Action item:
Would you set down every entry again, exactly as written?

Records excerpted from a collection
⟨

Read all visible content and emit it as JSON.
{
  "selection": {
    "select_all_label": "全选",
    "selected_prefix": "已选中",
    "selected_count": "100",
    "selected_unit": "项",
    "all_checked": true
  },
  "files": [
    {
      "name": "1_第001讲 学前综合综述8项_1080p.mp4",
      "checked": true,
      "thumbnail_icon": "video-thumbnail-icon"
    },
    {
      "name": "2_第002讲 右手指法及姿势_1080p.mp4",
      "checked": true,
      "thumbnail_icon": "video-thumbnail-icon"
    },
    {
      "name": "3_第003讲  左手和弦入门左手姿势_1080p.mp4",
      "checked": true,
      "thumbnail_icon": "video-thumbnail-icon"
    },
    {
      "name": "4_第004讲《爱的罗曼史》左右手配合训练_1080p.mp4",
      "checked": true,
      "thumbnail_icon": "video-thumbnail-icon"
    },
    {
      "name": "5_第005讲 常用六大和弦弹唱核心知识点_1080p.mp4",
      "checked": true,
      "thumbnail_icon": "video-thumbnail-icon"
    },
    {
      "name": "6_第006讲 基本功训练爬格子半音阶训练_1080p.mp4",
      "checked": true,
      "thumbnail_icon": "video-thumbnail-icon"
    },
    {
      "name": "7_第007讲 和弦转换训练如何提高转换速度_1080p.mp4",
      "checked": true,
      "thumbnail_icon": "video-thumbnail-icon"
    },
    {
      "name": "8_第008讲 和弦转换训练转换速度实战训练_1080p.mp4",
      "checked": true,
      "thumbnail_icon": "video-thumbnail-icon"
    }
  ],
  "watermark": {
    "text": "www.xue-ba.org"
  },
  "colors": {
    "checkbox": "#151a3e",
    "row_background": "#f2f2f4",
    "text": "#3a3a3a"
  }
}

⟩

Task result:
Read all visible content and emit it as JSON.
{
  "selection": {
    "select_all_label": "全选",
    "selected_prefix": "已选中",
    "selected_count": "100",
    "selected_unit": "项",
    "all_checked": true
  },
  "files": [
    {
      "name": "1_第001讲 学前综合综述8项_1080p.mp4",
      "checked": true,
      "thumbnail_icon": "video-thumbnail-icon"
    },
    {
      "name": "2_第002讲 右手指法及姿势_1080p.mp4",
      "checked": true,
      "thumbnail_icon": "video-thumbnail-icon"
    },
    {
      "name": "3_第003讲  左手和弦入门左手姿势_1080p.mp4",
      "checked": true,
      "thumbnail_icon": "video-thumbnail-icon"
    },
    {
      "name": "4_第004讲《爱的罗曼史》左右手配合训练_1080p.mp4",
      "checked": true,
      "thumbnail_icon": "video-thumbnail-icon"
    },
    {
      "name": "5_第005讲 常用六大和弦弹唱核心知识点_1080p.mp4",
      "checked": true,
      "thumbnail_icon": "video-thumbnail-icon"
    },
    {
      "name": "6_第006讲 基本功训练爬格子半音阶训练_1080p.mp4",
      "checked": true,
      "thumbnail_icon": "video-thumbnail-icon"
    },
    {
      "name": "7_第007讲 和弦转换训练如何提高转换速度_1080p.mp4",
      "checked": true,
      "thumbnail_icon": "video-thumbnail-icon"
    },
    {
      "name": "8_第008讲 和弦转换训练转换速度实战训练_1080p.mp4",
      "checked": true,
      "thumbnail_icon": "video-thumbnail-icon"
    }
  ],
  "watermark": {
    "text": "www.xue-ba.org"
  },
  "colors": {
    "checkbox": "#151a3e",
    "row_background": "#f2f2f4",
    "text": "#3a3a3a"
  }
}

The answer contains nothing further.